Required work >> Set the pictures aside and return each record below precisely as written.

Dataset entries >>

******************************

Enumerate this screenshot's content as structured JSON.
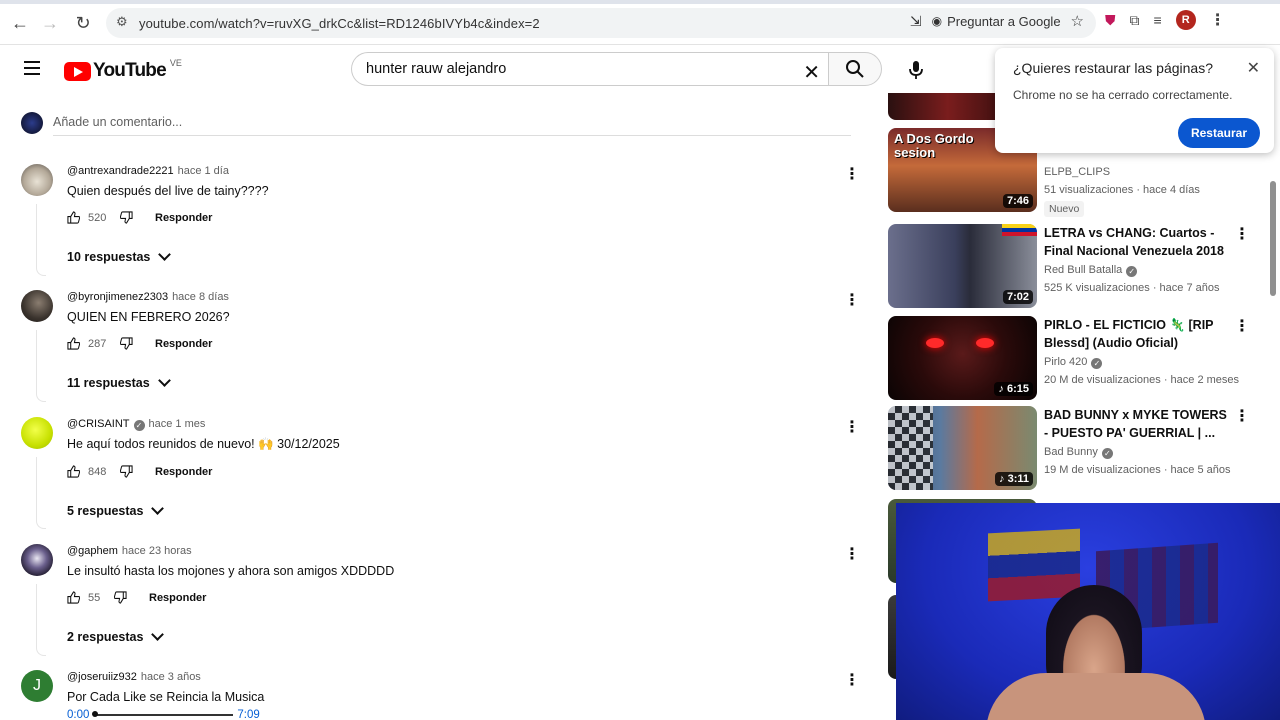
{
  "browser": {
    "url": "youtube.com/watch?v=ruvXG_drkCc&list=RD1246bIVYb4c&index=2",
    "ask_google": "Preguntar a Google",
    "profile_initial": "R"
  },
  "header": {
    "logo_word": "YouTube",
    "country": "VE",
    "search_query": "hunter rauw alejandro"
  },
  "comments_section": {
    "add_comment_placeholder": "Añade un comentario...",
    "reply_label": "Responder",
    "comments": [
      {
        "user": "@antrexandrade2221",
        "time": "hace 1 día",
        "text": "Quien después del live de tainy????",
        "likes": "520",
        "replies": "10 respuestas"
      },
      {
        "user": "@byronjimenez2303",
        "time": "hace 8 días",
        "text": "QUIEN EN FEBRERO 2026?",
        "likes": "287",
        "replies": "11 respuestas"
      },
      {
        "user": "@CRISAINT",
        "time": "hace 1 mes",
        "text": "He aquí todos reunidos de nuevo! 🙌 30/12/2025",
        "likes": "848",
        "replies": "5 respuestas"
      },
      {
        "user": "@gaphem",
        "time": "hace 23 horas",
        "text": "Le insultó hasta los mojones y ahora son amigos XDDDDD",
        "likes": "55",
        "replies": "2 respuestas"
      },
      {
        "user": "@joseruiiz932",
        "time": "hace 3 años",
        "text": "Por Cada Like se Reincia la Musica",
        "avatar_letter": "J",
        "progress_start": "0:00",
        "progress_end": "7:09"
      }
    ]
  },
  "sidebar": {
    "videos": [
      {
        "duration": "7:46",
        "thumb_text": "A Dos Gordo sesion",
        "title": "",
        "channel": "ELPB_CLIPS",
        "meta": "51 visualizaciones · hace 4 días",
        "badge": "Nuevo"
      },
      {
        "duration": "7:02",
        "title": "LETRA vs CHANG: Cuartos - Final Nacional Venezuela 2018",
        "channel": "Red Bull Batalla",
        "meta": "525 K visualizaciones · hace 7 años"
      },
      {
        "duration": "6:15",
        "title": "PIRLO - EL FICTICIO 🦎 [RIP Blessd] (Audio Oficial)",
        "channel": "Pirlo 420",
        "meta": "20 M de visualizaciones · hace 2 meses"
      },
      {
        "duration": "3:11",
        "title": "BAD BUNNY x MYKE TOWERS - PUESTO PA' GUERRIAL | ...",
        "channel": "Bad Bunny",
        "meta": "19 M de visualizaciones · hace 5 años"
      }
    ]
  },
  "restore_popup": {
    "title": "¿Quieres restaurar las páginas?",
    "message": "Chrome no se ha cerrado correctamente.",
    "button": "Restaurar"
  },
  "colors": {
    "brand_red": "#ff0000",
    "link_blue": "#065fd4",
    "restore_blue": "#0b57d0"
  }
}
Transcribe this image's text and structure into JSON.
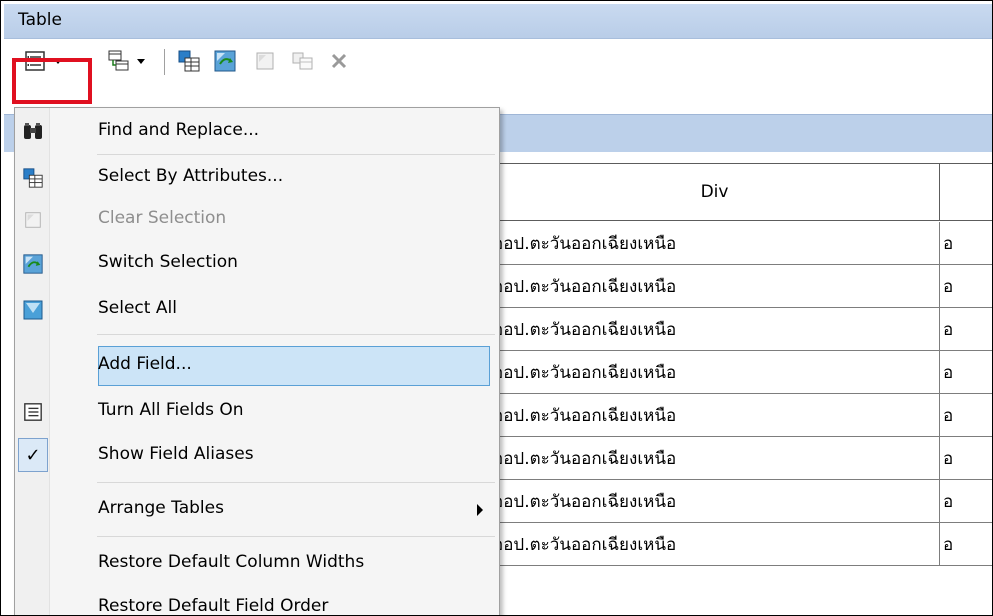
{
  "window": {
    "title": "Table"
  },
  "toolbar": {
    "icons": [
      "table-options-icon",
      "dropdown-arrow-icon",
      "related-tables-icon",
      "dropdown-arrow-icon",
      "select-by-attributes-icon",
      "switch-selection-icon",
      "clear-selection-icon",
      "zoom-to-selected-icon",
      "delete-selected-icon"
    ]
  },
  "table": {
    "columns": [
      "Div"
    ],
    "rows": [
      "ออป.ตะวันออกเฉียงเหนือ",
      "ออป.ตะวันออกเฉียงเหนือ",
      "ออป.ตะวันออกเฉียงเหนือ",
      "ออป.ตะวันออกเฉียงเหนือ",
      "ออป.ตะวันออกเฉียงเหนือ",
      "ออป.ตะวันออกเฉียงเหนือ",
      "ออป.ตะวันออกเฉียงเหนือ",
      "ออป.ตะวันออกเฉียงเหนือ"
    ],
    "next_column_prefix": "อ"
  },
  "menu": {
    "items": [
      {
        "label": "Find and Replace...",
        "icon": "binoculars-icon",
        "disabled": false
      },
      {
        "label": "Select By Attributes...",
        "icon": "select-by-attributes-icon",
        "disabled": false
      },
      {
        "label": "Clear Selection",
        "icon": "clear-selection-icon",
        "disabled": true
      },
      {
        "label": "Switch Selection",
        "icon": "switch-selection-icon",
        "disabled": false
      },
      {
        "label": "Select All",
        "icon": "select-all-icon",
        "disabled": false
      },
      {
        "label": "Add Field...",
        "icon": "",
        "disabled": false,
        "highlighted": true
      },
      {
        "label": "Turn All Fields On",
        "icon": "fields-list-icon",
        "disabled": false
      },
      {
        "label": "Show Field Aliases",
        "icon": "checkmark-icon",
        "disabled": false,
        "checked": true
      },
      {
        "label": "Arrange Tables",
        "icon": "",
        "disabled": false,
        "submenu": true
      },
      {
        "label": "Restore Default Column Widths",
        "icon": "",
        "disabled": false
      },
      {
        "label": "Restore Default Field Order",
        "icon": "",
        "disabled": false
      }
    ]
  },
  "colors": {
    "highlight": "#cce4f7",
    "highlight_border": "#5aa0d6",
    "callout": "#e01020",
    "titlebar": "#c1d4ec"
  }
}
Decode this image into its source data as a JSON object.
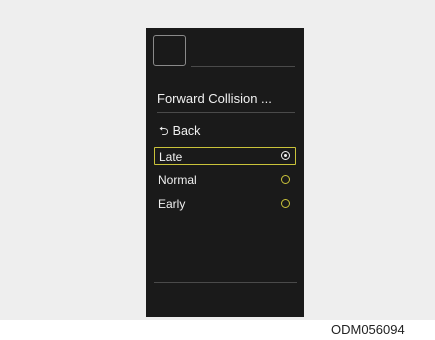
{
  "screen": {
    "title": "Forward Collision ...",
    "back_label": "Back",
    "back_icon": "return-arrow-icon",
    "options": [
      {
        "label": "Late",
        "selected": true
      },
      {
        "label": "Normal",
        "selected": false
      },
      {
        "label": "Early",
        "selected": false
      }
    ]
  },
  "caption": "ODM056094",
  "colors": {
    "screen_bg": "#1a1a1a",
    "highlight": "#c9c23a",
    "text": "#f0f0f0",
    "page_bg": "#eeeeee"
  }
}
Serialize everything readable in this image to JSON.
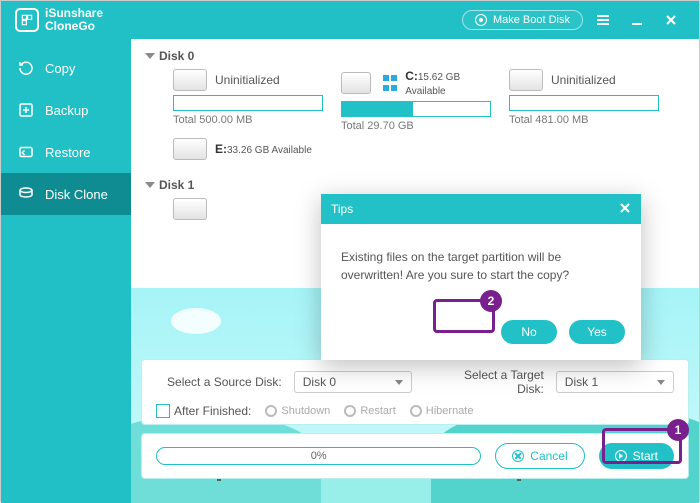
{
  "brand": {
    "line1": "iSunshare",
    "line2": "CloneGo"
  },
  "titlebar": {
    "makeboot": "Make Boot Disk"
  },
  "sidebar": {
    "items": [
      {
        "label": "Copy"
      },
      {
        "label": "Backup"
      },
      {
        "label": "Restore"
      },
      {
        "label": "Disk Clone"
      }
    ]
  },
  "disks": {
    "d0": {
      "name": "Disk 0",
      "parts": [
        {
          "name": "Uninitialized",
          "sub": "",
          "total": "Total 500.00 MB",
          "fill": 0
        },
        {
          "name": "C:",
          "sub": "15.62 GB Available",
          "total": "Total 29.70 GB",
          "fill": 48,
          "win": true
        },
        {
          "name": "Uninitialized",
          "sub": "",
          "total": "Total 481.00 MB",
          "fill": 0
        }
      ],
      "row2": [
        {
          "name": "E:",
          "sub": "33.26 GB Available",
          "total": "",
          "fill": 0
        }
      ]
    },
    "d1": {
      "name": "Disk 1"
    }
  },
  "select": {
    "src_label": "Select a Source Disk:",
    "tgt_label": "Select a Target Disk:",
    "src_value": "Disk 0",
    "tgt_value": "Disk 1",
    "after_label": "After Finished:",
    "opts": {
      "shutdown": "Shutdown",
      "restart": "Restart",
      "hibernate": "Hibernate"
    }
  },
  "action": {
    "progress": "0%",
    "cancel": "Cancel",
    "start": "Start"
  },
  "dialog": {
    "title": "Tips",
    "message": "Existing files on the target partition will be overwritten! Are you sure to start the copy?",
    "no": "No",
    "yes": "Yes"
  },
  "callouts": {
    "one": "1",
    "two": "2"
  }
}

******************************

Task output >>
Enumerate this screenshot's content as structured JSON.
{
  "browser": {
    "url": "youtube.com/watch?v=ruvXG_drkCc&list=RD1246bIVYb4c&index=2",
    "ask_google": "Preguntar a Google",
    "profile_initial": "R"
  },
  "header": {
    "logo_word": "YouTube",
    "country": "VE",
    "search_query": "hunter rauw alejandro"
  },
  "comments_section": {
    "add_comment_placeholder": "Añade un comentario...",
    "reply_label": "Responder",
    "comments": [
      {
        "user": "@antrexandrade2221",
        "time": "hace 1 día",
        "text": "Quien después del live de tainy????",
        "likes": "520",
        "replies": "10 respuestas"
      },
      {
        "user": "@byronjimenez2303",
        "time": "hace 8 días",
        "text": "QUIEN EN FEBRERO 2026?",
        "likes": "287",
        "replies": "11 respuestas"
      },
      {
        "user": "@CRISAINT",
        "time": "hace 1 mes",
        "text": "He aquí todos reunidos de nuevo! 🙌 30/12/2025",
        "likes": "848",
        "replies": "5 respuestas"
      },
      {
        "user": "@gaphem",
        "time": "hace 23 horas",
        "text": "Le insultó hasta los mojones y ahora son amigos XDDDDD",
        "likes": "55",
        "replies": "2 respuestas"
      },
      {
        "user": "@joseruiiz932",
        "time": "hace 3 años",
        "text": "Por Cada Like se Reincia la Musica",
        "avatar_letter": "J",
        "progress_start": "0:00",
        "progress_end": "7:09"
      }
    ]
  },
  "sidebar": {
    "videos": [
      {
        "duration": "7:46",
        "thumb_text": "A Dos Gordo sesion",
        "title": "",
        "channel": "ELPB_CLIPS",
        "meta": "51 visualizaciones · hace 4 días",
        "badge": "Nuevo"
      },
      {
        "duration": "7:02",
        "title": "LETRA vs CHANG: Cuartos - Final Nacional Venezuela 2018",
        "channel": "Red Bull Batalla",
        "meta": "525 K visualizaciones · hace 7 años"
      },
      {
        "duration": "6:15",
        "title": "PIRLO - EL FICTICIO 🦎 [RIP Blessd] (Audio Oficial)",
        "channel": "Pirlo 420",
        "meta": "20 M de visualizaciones · hace 2 meses"
      },
      {
        "duration": "3:11",
        "title": "BAD BUNNY x MYKE TOWERS - PUESTO PA' GUERRIAL | ...",
        "channel": "Bad Bunny",
        "meta": "19 M de visualizaciones · hace 5 años"
      }
    ]
  },
  "restore_popup": {
    "title": "¿Quieres restaurar las páginas?",
    "message": "Chrome no se ha cerrado correctamente.",
    "button": "Restaurar"
  },
  "colors": {
    "brand_red": "#ff0000",
    "link_blue": "#065fd4",
    "restore_blue": "#0b57d0"
  }
}
Transcribe this image's text and structure into JSON.
{
  "window": {
    "title": "Table"
  },
  "toolbar": {
    "icons": [
      "table-options-icon",
      "dropdown-arrow-icon",
      "related-tables-icon",
      "dropdown-arrow-icon",
      "select-by-attributes-icon",
      "switch-selection-icon",
      "clear-selection-icon",
      "zoom-to-selected-icon",
      "delete-selected-icon"
    ]
  },
  "table": {
    "columns": [
      "Div"
    ],
    "rows": [
      "ออป.ตะวันออกเฉียงเหนือ",
      "ออป.ตะวันออกเฉียงเหนือ",
      "ออป.ตะวันออกเฉียงเหนือ",
      "ออป.ตะวันออกเฉียงเหนือ",
      "ออป.ตะวันออกเฉียงเหนือ",
      "ออป.ตะวันออกเฉียงเหนือ",
      "ออป.ตะวันออกเฉียงเหนือ",
      "ออป.ตะวันออกเฉียงเหนือ"
    ],
    "next_column_prefix": "อ"
  },
  "menu": {
    "items": [
      {
        "label": "Find and Replace...",
        "icon": "binoculars-icon",
        "disabled": false
      },
      {
        "label": "Select By Attributes...",
        "icon": "select-by-attributes-icon",
        "disabled": false
      },
      {
        "label": "Clear Selection",
        "icon": "clear-selection-icon",
        "disabled": true
      },
      {
        "label": "Switch Selection",
        "icon": "switch-selection-icon",
        "disabled": false
      },
      {
        "label": "Select All",
        "icon": "select-all-icon",
        "disabled": false
      },
      {
        "label": "Add Field...",
        "icon": "",
        "disabled": false,
        "highlighted": true
      },
      {
        "label": "Turn All Fields On",
        "icon": "fields-list-icon",
        "disabled": false
      },
      {
        "label": "Show Field Aliases",
        "icon": "checkmark-icon",
        "disabled": false,
        "checked": true
      },
      {
        "label": "Arrange Tables",
        "icon": "",
        "disabled": false,
        "submenu": true
      },
      {
        "label": "Restore Default Column Widths",
        "icon": "",
        "disabled": false
      },
      {
        "label": "Restore Default Field Order",
        "icon": "",
        "disabled": false
      }
    ]
  },
  "colors": {
    "highlight": "#cce4f7",
    "highlight_border": "#5aa0d6",
    "callout": "#e01020",
    "titlebar": "#c1d4ec"
  }
}
Decode this image into its source data as a JSON object.
{
  "screen": {
    "title": "Forward Collision ...",
    "back_label": "Back",
    "back_icon": "return-arrow-icon",
    "options": [
      {
        "label": "Late",
        "selected": true
      },
      {
        "label": "Normal",
        "selected": false
      },
      {
        "label": "Early",
        "selected": false
      }
    ]
  },
  "caption": "ODM056094",
  "colors": {
    "screen_bg": "#1a1a1a",
    "highlight": "#c9c23a",
    "text": "#f0f0f0",
    "page_bg": "#eeeeee"
  }
}
Serialize everything readable in this image to JSON.
{
  "brand": {
    "line1": "iSunshare",
    "line2": "CloneGo"
  },
  "titlebar": {
    "makeboot": "Make Boot Disk"
  },
  "sidebar": {
    "items": [
      {
        "label": "Copy"
      },
      {
        "label": "Backup"
      },
      {
        "label": "Restore"
      },
      {
        "label": "Disk Clone"
      }
    ]
  },
  "disks": {
    "d0": {
      "name": "Disk 0",
      "parts": [
        {
          "name": "Uninitialized",
          "sub": "",
          "total": "Total 500.00 MB",
          "fill": 0
        },
        {
          "name": "C:",
          "sub": "15.62 GB Available",
          "total": "Total 29.70 GB",
          "fill": 48,
          "win": true
        },
        {
          "name": "Uninitialized",
          "sub": "",
          "total": "Total 481.00 MB",
          "fill": 0
        }
      ],
      "row2": [
        {
          "name": "E:",
          "sub": "33.26 GB Available",
          "total": "",
          "fill": 0
        }
      ]
    },
    "d1": {
      "name": "Disk 1"
    }
  },
  "select": {
    "src_label": "Select a Source Disk:",
    "tgt_label": "Select a Target Disk:",
    "src_value": "Disk 0",
    "tgt_value": "Disk 1",
    "after_label": "After Finished:",
    "opts": {
      "shutdown": "Shutdown",
      "restart": "Restart",
      "hibernate": "Hibernate"
    }
  },
  "action": {
    "progress": "0%",
    "cancel": "Cancel",
    "start": "Start"
  },
  "dialog": {
    "title": "Tips",
    "message": "Existing files on the target partition will be overwritten! Are you sure to start the copy?",
    "no": "No",
    "yes": "Yes"
  },
  "callouts": {
    "one": "1",
    "two": "2"
  }
}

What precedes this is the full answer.